***** Recorded data *****
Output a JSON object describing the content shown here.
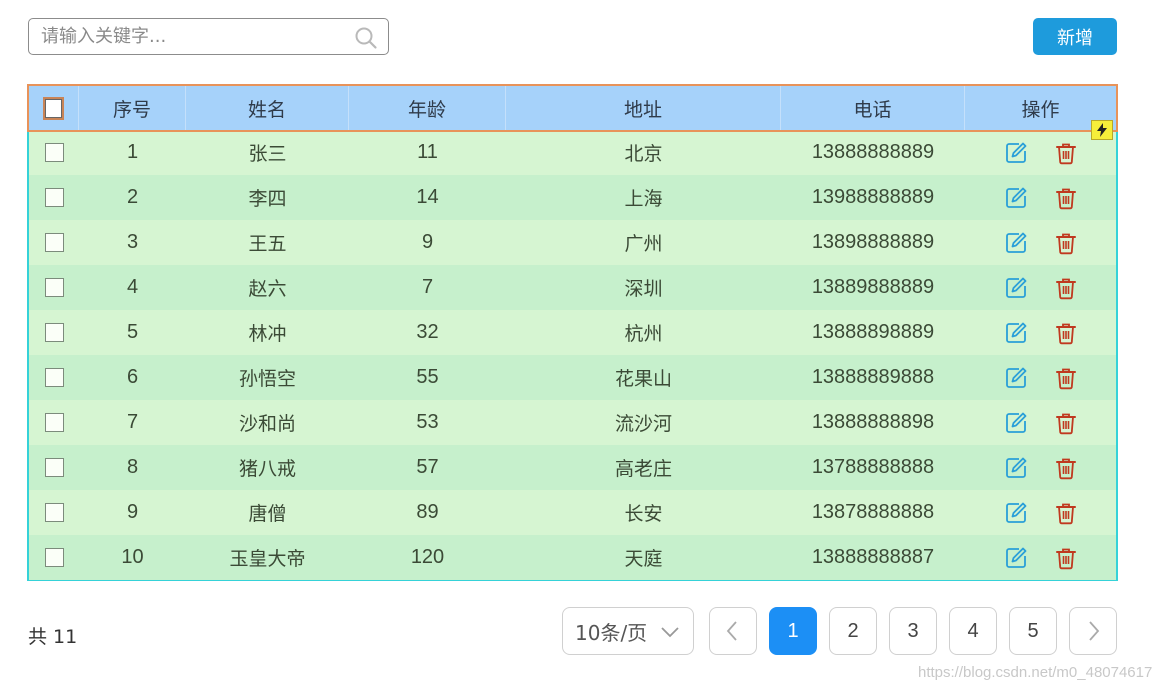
{
  "search": {
    "placeholder": "请输入关键字..."
  },
  "toolbar": {
    "add_label": "新增"
  },
  "table": {
    "headers": [
      "序号",
      "姓名",
      "年龄",
      "地址",
      "电话",
      "操作"
    ],
    "rows": [
      {
        "no": "1",
        "name": "张三",
        "age": "11",
        "addr": "北京",
        "tel": "13888888889"
      },
      {
        "no": "2",
        "name": "李四",
        "age": "14",
        "addr": "上海",
        "tel": "13988888889"
      },
      {
        "no": "3",
        "name": "王五",
        "age": "9",
        "addr": "广州",
        "tel": "13898888889"
      },
      {
        "no": "4",
        "name": "赵六",
        "age": "7",
        "addr": "深圳",
        "tel": "13889888889"
      },
      {
        "no": "5",
        "name": "林冲",
        "age": "32",
        "addr": "杭州",
        "tel": "13888898889"
      },
      {
        "no": "6",
        "name": "孙悟空",
        "age": "55",
        "addr": "花果山",
        "tel": "13888889888"
      },
      {
        "no": "7",
        "name": "沙和尚",
        "age": "53",
        "addr": "流沙河",
        "tel": "13888888898"
      },
      {
        "no": "8",
        "name": "猪八戒",
        "age": "57",
        "addr": "高老庄",
        "tel": "13788888888"
      },
      {
        "no": "9",
        "name": "唐僧",
        "age": "89",
        "addr": "长安",
        "tel": "13878888888"
      },
      {
        "no": "10",
        "name": "玉皇大帝",
        "age": "120",
        "addr": "天庭",
        "tel": "13888888887"
      }
    ]
  },
  "pagination": {
    "total_label": "共 11",
    "page_size_label": "10条/页",
    "pages": [
      "1",
      "2",
      "3",
      "4",
      "5"
    ],
    "current_page": "1"
  },
  "icons": {
    "search": "search-icon",
    "edit": "edit-icon",
    "delete": "trash-icon",
    "prev": "chevron-left-icon",
    "next": "chevron-right-icon",
    "dropdown": "chevron-down-icon",
    "flash": "lightning-icon"
  },
  "colors": {
    "accent": "#1e9bdc",
    "header_bg": "#a6d2fa",
    "row_odd": "#d6f5d2",
    "row_even": "#c6f0cc",
    "edit_icon": "#2a9fd8",
    "delete_icon": "#c0391f",
    "active_page": "#1c8ff5"
  },
  "watermark": "https://blog.csdn.net/m0_48074617"
}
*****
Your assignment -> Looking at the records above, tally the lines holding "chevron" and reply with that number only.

Written reply -> 3